● TRY IT
The result should be every line of the listing that holds the word "year".

--- DATA UNDER STUDY ---

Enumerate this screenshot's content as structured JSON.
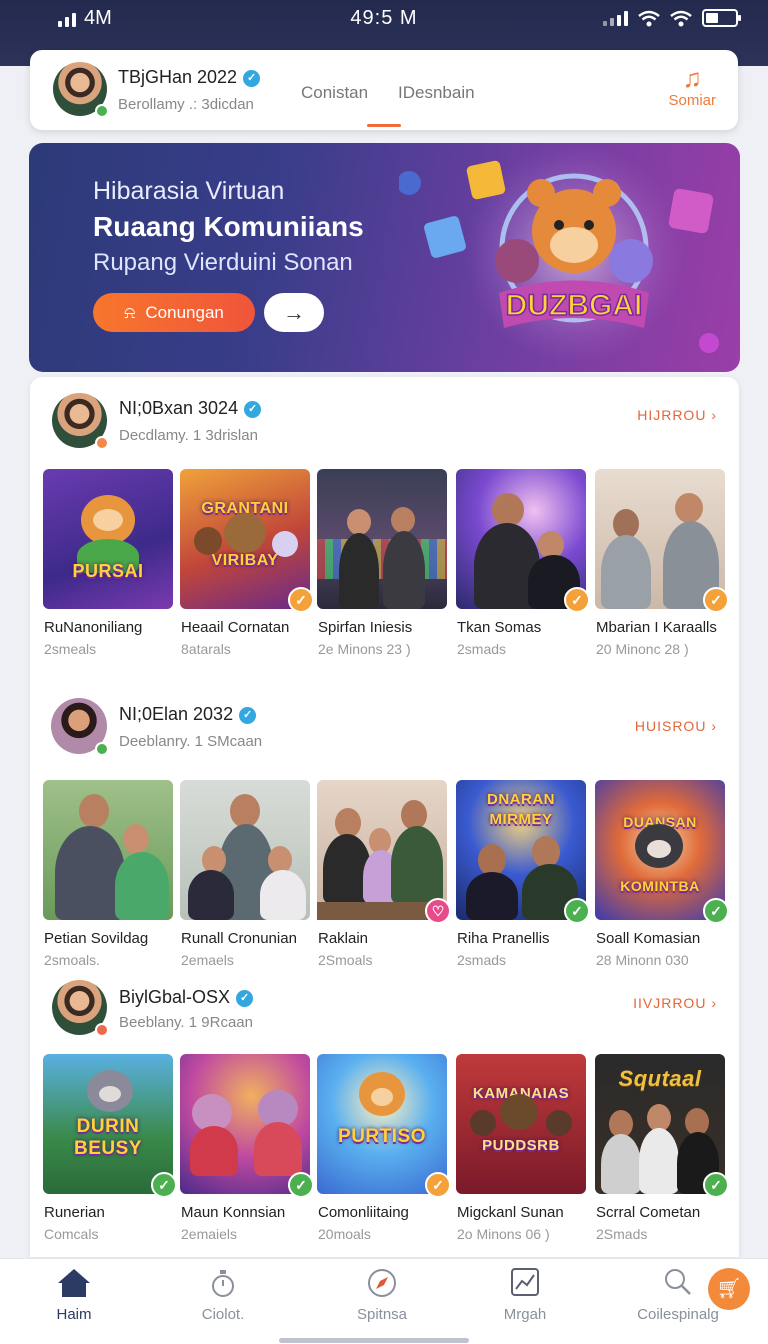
{
  "status_bar": {
    "carrier": "4M",
    "time": "49:5 M"
  },
  "header": {
    "name": "TBjGHan 2022",
    "subtitle": "Berollamy .: 3dicdan",
    "tabs": [
      "Conistan",
      "IDesnbain"
    ],
    "action_label": "Somiar"
  },
  "banner": {
    "line1": "Hibarasia Virtuan",
    "line2": "Ruaang Komuniians",
    "line3": "Rupang Vierduini Sonan",
    "button_label": "Conungan",
    "art_label": "DUZBGAI"
  },
  "sections": [
    {
      "name": "NI;0Bxan 3024",
      "subtitle": "Decdlamy. 1 3drislan",
      "more": "HIJRROU",
      "cards": [
        {
          "title": "RuNanoniliang",
          "sub": "2smeals",
          "art": "PURSAI"
        },
        {
          "title": "Heaail Cornatan",
          "sub": "8atarals",
          "art": "GRANTANI VIRIBAY"
        },
        {
          "title": "Spirfan Iniesis",
          "sub": "2e Minons 23 )",
          "art": ""
        },
        {
          "title": "Tkan Somas",
          "sub": "2smads",
          "art": ""
        },
        {
          "title": "Mbarian I Karaalls",
          "sub": "20 Minonc 28 )",
          "art": ""
        }
      ]
    },
    {
      "name": "NI;0Elan 2032",
      "subtitle": "Deeblanry. 1 SMcaan",
      "more": "HUISROU",
      "cards": [
        {
          "title": "Petian Sovildag",
          "sub": "2smoals.",
          "art": ""
        },
        {
          "title": "Runall Cronunian",
          "sub": "2emaels",
          "art": ""
        },
        {
          "title": "Raklain",
          "sub": "2Smoals",
          "art": ""
        },
        {
          "title": "Riha Pranellis",
          "sub": "2smads",
          "art": "DNARAN MIRMEY"
        },
        {
          "title": "Soall Komasian",
          "sub": "28 Minonn 030",
          "art": "DUANSAN KOMINTBA"
        }
      ]
    },
    {
      "name": "BiylGbal-OSX",
      "subtitle": "Beeblany. 1 9Rcaan",
      "more": "IIVJRROU",
      "cards": [
        {
          "title": "Runerian",
          "sub": "Comcals",
          "art": "DURIN BEUSY"
        },
        {
          "title": "Maun Konnsian",
          "sub": "2emaiels",
          "art": ""
        },
        {
          "title": "Comonliitaing",
          "sub": "20moals",
          "art": "PURTISO"
        },
        {
          "title": "Migckanl Sunan",
          "sub": "2o Minons 06 )",
          "art": "KAMANAIAS PUDDSRB"
        },
        {
          "title": "Scrral Cometan",
          "sub": "2Smads",
          "art": "Squtaal"
        }
      ]
    }
  ],
  "bottom_nav": [
    {
      "label": "Haim",
      "icon": "home-icon"
    },
    {
      "label": "Ciolot.",
      "icon": "timer-icon"
    },
    {
      "label": "Spitnsa",
      "icon": "compass-icon"
    },
    {
      "label": "Mrgah",
      "icon": "chart-icon"
    },
    {
      "label": "Coilespinalg",
      "icon": "search-icon"
    }
  ],
  "colors": {
    "accent": "#f06a3a",
    "status_bar": "#2a2f55",
    "verified": "#33a7e0",
    "badge_green": "#4caf50",
    "badge_orange": "#f5a13a",
    "badge_pink": "#e84a8a"
  }
}
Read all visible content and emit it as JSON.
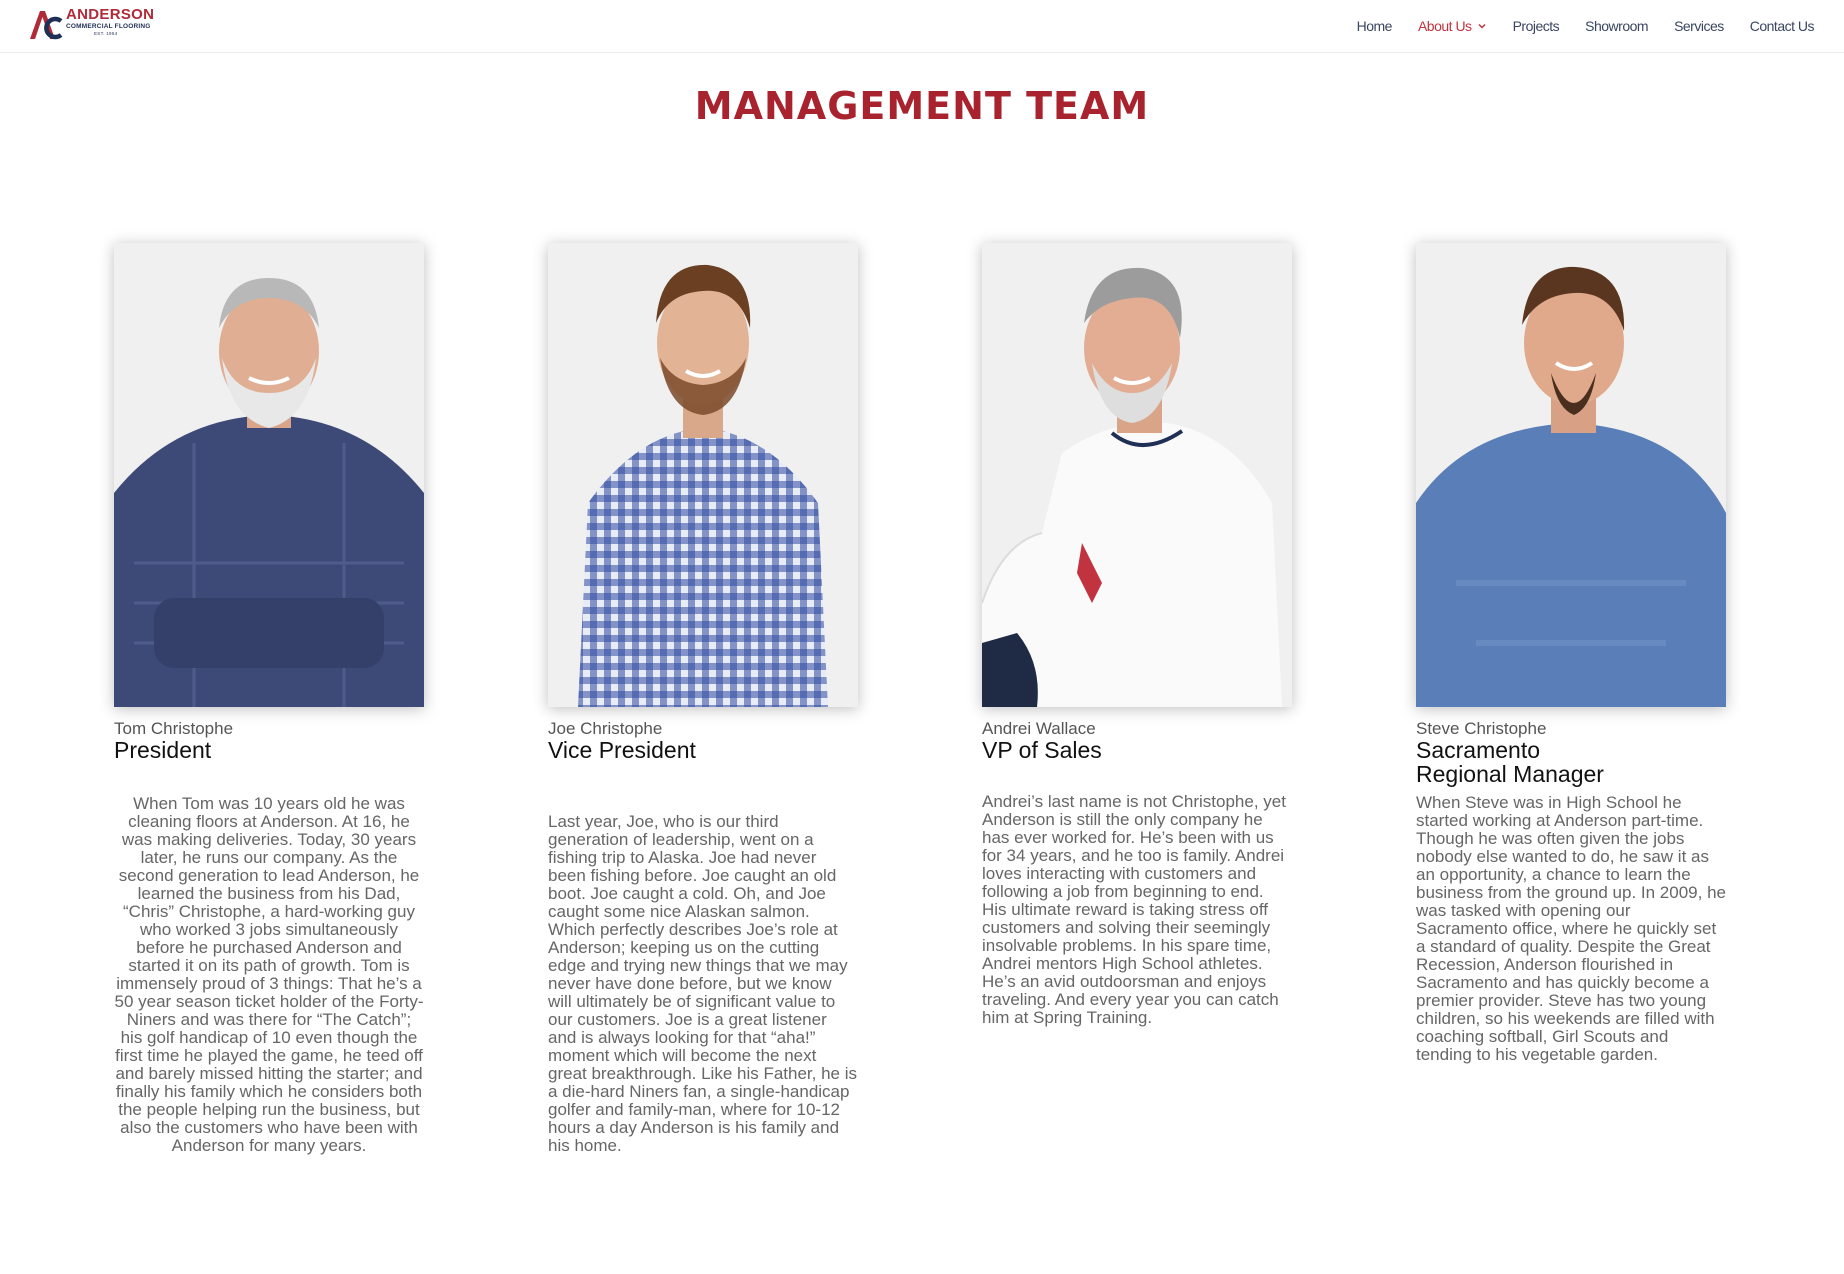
{
  "header": {
    "logo": {
      "name": "ANDERSON",
      "sub": "COMMERCIAL FLOORING",
      "est": "EST. 1954",
      "mark": "AC"
    },
    "nav": [
      {
        "label": "Home"
      },
      {
        "label": "About Us",
        "active": true,
        "has_dropdown": true
      },
      {
        "label": "Projects"
      },
      {
        "label": "Showroom"
      },
      {
        "label": "Services"
      },
      {
        "label": "Contact Us"
      }
    ]
  },
  "main": {
    "title": "MANAGEMENT TEAM",
    "team": [
      {
        "name": "Tom Christophe",
        "role": "President",
        "bio": "When Tom was 10 years old he was cleaning floors at Anderson.  At 16, he was making deliveries.  Today, 30 years later, he runs our company.  As the second generation to lead Anderson, he learned the business from his Dad, “Chris” Christophe, a hard-working guy who worked 3 jobs simultaneously before he purchased Anderson and started it on its path of growth.  Tom is immensely proud of 3 things: That he’s a 50 year season ticket holder of the Forty-Niners and was there for “The Catch”; his golf handicap of 10 even though the first time he played the game, he teed off and barely missed hitting the starter; and finally his family which he considers both the people helping run the business, but also the customers who have been with Anderson for many years."
      },
      {
        "name": "Joe Christophe",
        "role": "Vice President",
        "bio": "Last year, Joe, who is our third generation of leadership, went on a fishing trip to Alaska.  Joe had never been fishing before.  Joe caught an old boot.  Joe caught a cold.  Oh, and Joe caught some nice Alaskan salmon.  Which perfectly describes Joe’s role at Anderson; keeping us on the cutting edge and trying new things that we may never have done before, but we know will ultimately be of significant value to our customers.  Joe is a great listener and is always looking for that “aha!” moment which will become the next great breakthrough.  Like his Father, he is a die-hard Niners fan, a single-handicap golfer and family-man, where for 10-12 hours a day Anderson is his family and his home."
      },
      {
        "name": "Andrei Wallace",
        "role": "VP of Sales",
        "bio": "Andrei’s last name is not Christophe, yet Anderson is still the only company he has ever worked for.  He’s been with us for 34 years, and he too is family.  Andrei loves interacting with customers and following a job from beginning to end.  His ultimate reward is taking stress off customers and solving their seemingly insolvable problems.  In his spare time, Andrei mentors High School athletes.  He’s an avid outdoorsman and enjoys traveling. And every year you can catch him at Spring Training."
      },
      {
        "name": "Steve Christophe",
        "role_line1": "Sacramento",
        "role_line2": "Regional Manager",
        "bio": "When Steve was in High School he started working at Anderson part-time. Though he was often given the jobs nobody else wanted to do, he saw it as an opportunity, a chance to learn the business from the ground up.  In 2009, he was tasked with opening our Sacramento office, where he quickly set a standard of quality.  Despite the Great Recession, Anderson flourished in Sacramento and has quickly become a premier provider.   Steve has two young children, so his weekends are filled with coaching softball, Girl Scouts and tending to his vegetable garden."
      }
    ]
  },
  "colors": {
    "brand_red": "#a8232e",
    "nav_active": "#c0333f",
    "navy": "#1f2f55"
  }
}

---

● RESPONSE FOR THIS EXERCISE
        "bio": "When Tom was 10 years old he was cleaning floors at Anderson.  At 16, he was making deliveries.  Today, 30 years later, he runs our company.  As the second generation to lead Anderson, he learned the business from his Dad, “Chris” Christophe, a hard-working guy who worked 3 jobs simultaneously before he purchased Anderson and started it on its path of growth.  Tom is immensely proud of 3 things: That he’s a 50 year season ticket holder of the Forty-Niners and was there for “The Catch”; his golf handicap of 10 even though the first time he played the game, he teed off and barely missed hitting the starter; and finally his family which he considers both the people helping run the business, but also the customers who have been with Anderson for many years."
        "bio": "Last year, Joe, who is our third generation of leadership, went on a fishing trip to Alaska.  Joe had never been fishing before.  Joe caught an old boot.  Joe caught a cold.  Oh, and Joe caught some nice Alaskan salmon.  Which perfectly describes Joe’s role at Anderson; keeping us on the cutting edge and trying new things that we may never have done before, but we know will ultimately be of significant value to our customers.  Joe is a great listener and is always looking for that “aha!” moment which will become the next great breakthrough.  Like his Father, he is a die-hard Niners fan, a single-handicap golfer and family-man, where for 10-12 hours a day Anderson is his family and his home."
        "bio": "Andrei’s last name is not Christophe, yet Anderson is still the only company he has ever worked for.  He’s been with us for 34 years, and he too is family.  Andrei loves interacting with customers and following a job from beginning to end.  His ultimate reward is taking stress off customers and solving their seemingly insolvable problems.  In his spare time, Andrei mentors High School athletes.  He’s an avid outdoorsman and enjoys traveling. And every year you can catch him at Spring Training."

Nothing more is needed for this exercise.